Money Laundering - Jo Carroll

I can't quite believe I'm writing this - it's one of those situations that 'happen to someone else'.

Well, buying and selling property is something many of us have to do from time to time. We don't have to like it, but sometimes we do have to do it. It is, we are told, one of the most stressful processes - but mostly we just get on with it, with the help of a whinge or two to friends and family.

Last year I tried to sell my house and buy a flat. It was time to downsize. Buying the flat - that was the easy bit. I found somewhere lovely, the offer was accepted ... so all I had to do was sell the house. Maybe I should have been better prepared for the house to not sell. But, after a few sleepless nights counting pennies, I boxed and coxed money, bought the flat and found a tenant for the house. That, at least, gave me breathing space.

And all was hunky dory. My lovely tenant renewed her contract, I had an income and a lovely new flat. But - out of the blue - my tenant had to move. She was responsible for bills and rent to the end of her contract, but I was bothered that the house - a beautiful, listed, Regency terraced house - was empty as winter approached.

Then, out of the blue, the house-buying fairy waved her wand! Oh joy, a buyer - with no long chain to consider and ready to proceed quickly. My problems would be over. I could bounce into the Christmas holidays knowing it was only a matter of time and all would be well.

And here's where it went a bit odd. There had been talk of exchanging contracts before Christmas, but I didn't think twice when that was delayed - it would have been a bit of a rush. And of course it takes time for everything to swing back into gear once the holidays are over. So when the promise to exchange on a Friday was postponed till the Monday, I didn't sweat. But when that was postponed till the following Friday I began to quiver.

And on the Friday came the phone call ... everything is probably fine but ... we are just checking your buyer isn't ... money laundering.

Money laundering! Surely it's Russian oligarchs or bigwigs from criminal gangs who go in for money laundering? Not ordinary women who are moving to the country from South London?

We can't say any more, I was told. But don't worry about it - I'm sure we'll get it sorted.

Don't worry about it!! What else am I going to do? I had a whole weekend to not worry about it. In the cold light of day I made a plan B: go back to the agents, cry, and ask them to help me. It was as good a plan as any. In the cold hours of the night, my lovely, empty house filled with mould and rats. Wind howled through its ill-fitting windows and rain dripped down its chimney. The basement flooded. Japanese knotweed ran rampant through the garden, trampling roses and snowdrops and all things beautiful.

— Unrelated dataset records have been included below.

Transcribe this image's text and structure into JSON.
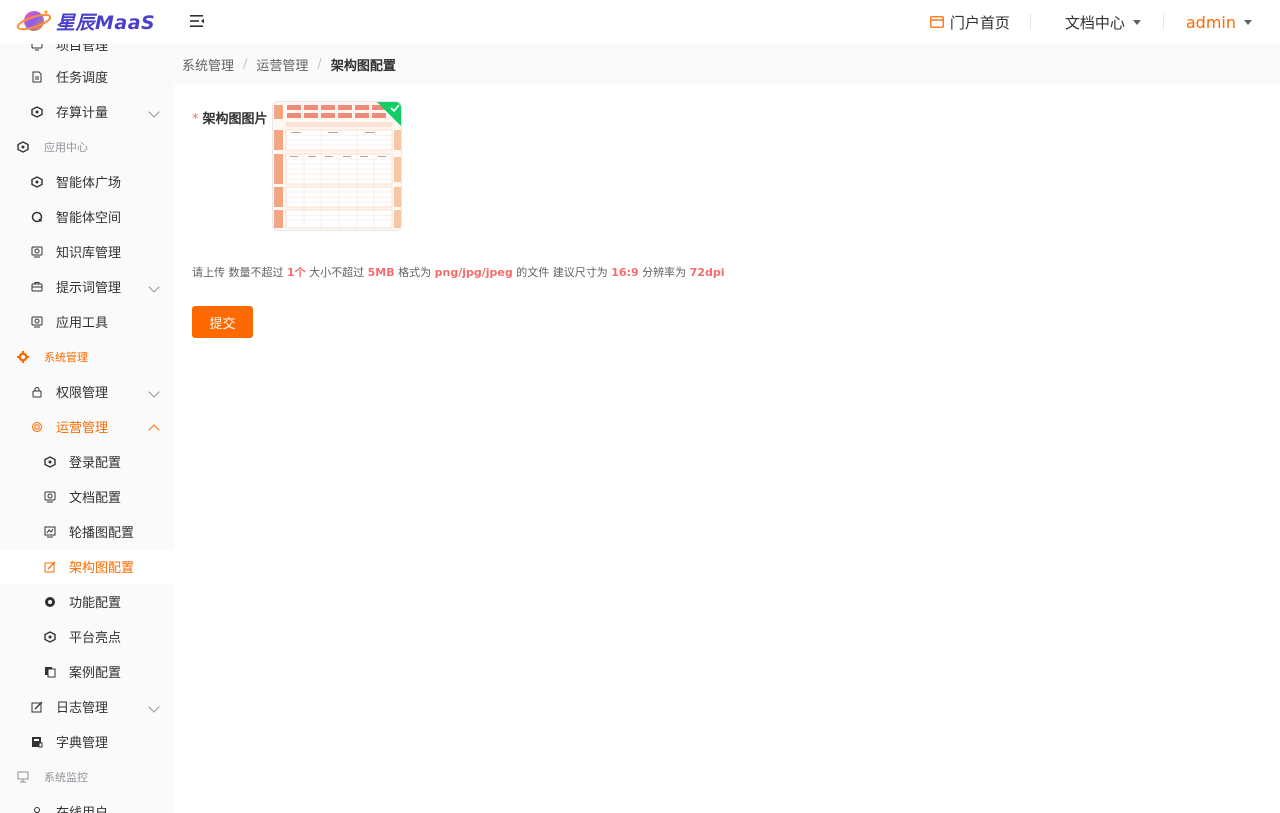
{
  "header": {
    "logo_text": "星辰MaaS",
    "portal_label": "门户首页",
    "docs_label": "文档中心",
    "user_label": "admin"
  },
  "sidebar": {
    "items": [
      {
        "label": "项目管理",
        "icon": "monitor-icon"
      },
      {
        "label": "任务调度",
        "icon": "document-icon"
      },
      {
        "label": "存算计量",
        "icon": "cube-icon"
      },
      {
        "label": "应用中心",
        "icon": "cube-icon"
      },
      {
        "label": "智能体广场",
        "icon": "cube-icon"
      },
      {
        "label": "智能体空间",
        "icon": "search-circle-icon"
      },
      {
        "label": "知识库管理",
        "icon": "monitor-icon"
      },
      {
        "label": "提示词管理",
        "icon": "briefcase-icon"
      },
      {
        "label": "应用工具",
        "icon": "monitor-icon"
      },
      {
        "label": "系统管理",
        "icon": "gear-icon"
      },
      {
        "label": "权限管理",
        "icon": "lock-icon"
      },
      {
        "label": "运营管理",
        "icon": "cpu-icon"
      },
      {
        "label": "登录配置",
        "icon": "cube-icon"
      },
      {
        "label": "文档配置",
        "icon": "monitor-icon"
      },
      {
        "label": "轮播图配置",
        "icon": "chart-monitor-icon"
      },
      {
        "label": "架构图配置",
        "icon": "edit-icon"
      },
      {
        "label": "功能配置",
        "icon": "aperture-icon"
      },
      {
        "label": "平台亮点",
        "icon": "cube-icon"
      },
      {
        "label": "案例配置",
        "icon": "copy-icon"
      },
      {
        "label": "日志管理",
        "icon": "edit-icon"
      },
      {
        "label": "字典管理",
        "icon": "book-icon"
      },
      {
        "label": "系统监控",
        "icon": "monitor-icon"
      },
      {
        "label": "在线用户",
        "icon": "user-icon"
      }
    ]
  },
  "breadcrumb": [
    "系统管理",
    "运营管理",
    "架构图配置"
  ],
  "form": {
    "label": "架构图图片",
    "tip": {
      "prefix": "请上传 数量不超过",
      "count": "1个",
      "size_prefix": "大小不超过",
      "size": "5MB",
      "fmt_prefix": "格式为",
      "fmt": "png/jpg/jpeg",
      "size_hint_prefix": "的文件 建议尺寸为",
      "ratio": "16:9",
      "dpi_prefix": "分辨率为",
      "dpi": "72dpi"
    },
    "submit_label": "提交"
  },
  "colors": {
    "accent": "#ff6a00",
    "required": "#f56c6c",
    "success": "#13ce66"
  }
}
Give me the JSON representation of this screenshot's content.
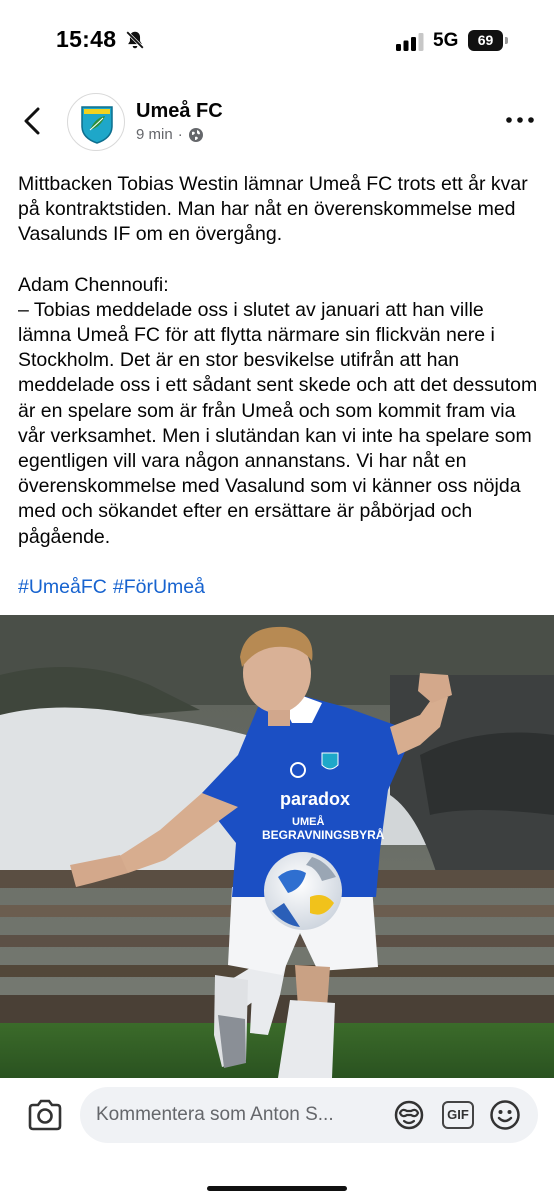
{
  "status_bar": {
    "time": "15:48",
    "network": "5G",
    "battery": "69",
    "icons": [
      "bell-slash-icon",
      "signal-bars-icon"
    ]
  },
  "post": {
    "page_name": "Umeå FC",
    "time_ago": "9 min",
    "separator": "·",
    "paragraphs": [
      "Mittbacken Tobias Westin lämnar Umeå FC trots ett år kvar på kontraktstiden. Man har nåt en överenskommelse med Vasalunds IF om en övergång.",
      "Adam Chennoufi:",
      "– Tobias meddelade oss i slutet av januari att han ville lämna Umeå FC för att flytta närmare sin flickvän nere i Stockholm. Det är en stor besvikelse utifrån att han meddelade oss i ett sådant sent skede och att det dessutom är en spelare som är från Umeå och som kommit fram via vår verksamhet. Men i slutändan kan vi inte ha spelare som egentligen vill vara någon annanstans. Vi har nåt en överenskommelse med Vasalund som vi känner oss nöjda med och sökandet efter en ersättare är påbörjad och pågående."
    ],
    "hashtags": [
      "#UmeåFC",
      "#FörUmeå"
    ],
    "photo_text": {
      "shirt_sponsor": "paradox",
      "shirt_sponsor_2": "UMEÅ",
      "shirt_sponsor_3": "BEGRAVNINGSBYRÅ"
    }
  },
  "comment_bar": {
    "placeholder": "Kommentera som Anton S...",
    "gif_label": "GIF"
  },
  "colors": {
    "link": "#1763cf",
    "meta": "#65676b",
    "input_bg": "#f0f2f5",
    "shirt_blue": "#1b4fc4"
  }
}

Monday came. It was sorted. My buyer had legitimate reasons to have money in China. I flopped back and ridiculed my fretting. We exchanged. By the time you read this the sale will be complete.

Why am I telling you all this? Because crippling anxiety that can happen to any of us. Anything that keeps us awake becomes ridiculous in those bleak night hours. And if it can happen to us, it can happen to our characters. They can sweat, and be unable to eat, or think. My story ended happily - but in our stories we cannot allow matters to be resolved so easily. And so, in a novel, the buyer would be guilty but disappear, the house would be falling down, my bank would be unforgiving, the agents would go bust, my flat would catch fire, I'd be accused of arson (not guilty of course) and be thrown into prison, where ...

As writers, we can use anything that happens to us and transform it into fiction. I tried to keep a diary through it all, mostly to notice how that level of anxiety ate my everyday functioning - all that might, one day, be useful in my writing. But I'll do that another day. Right now I'm popping the champagne.

If you want to read about the challenges I threw at a character, please read The Planter's Daughter

Comments

Enid Richemont said…
My first thought on reading this bog was to wonder if that kind of disaster thinking might be characteristic of writers, because I so clearly recognise it in myself. I suppose the converse might be counting chickens before they're hatched - equally fanciful and imaginative.

I then couldn't resist clicking on The Planter's Daughter and reading the reviews - it sounds absolutely fascinating. I haven't bought it yet, because I'm deeply into a second reading of Michelle Lovric's THE REMEDY, but I've made a note to self, and will. Enjoy your new flat, Jo - where are you?
JO said…
Many thanks, Enid - and I'm now happy in Newbury!
Susan Price said…
Glad you got moved and are happily settled anew in Newbury, Jo. What you say is so right. Someone said, 'Things don't happen to writers. They just collect material."
Sandra Horn said…
Oh, you had me right on the edge of my chair and forgetting to breathe for a while there! Phew! A useful store of bits and pieces, eh?

Popular posts

How to Make Love to Your War Bag ~ Reb MacRath

Hit the Road, Jack, and Don’t You Come Back, No More No More No More No More (well, until you’ve sold at least five books, anyway)

A Few Discreet Words About Caesar's Penis--Reb MacRath

Where We Work (Part Two) - Joint Post

Needle fails again by Jan Needle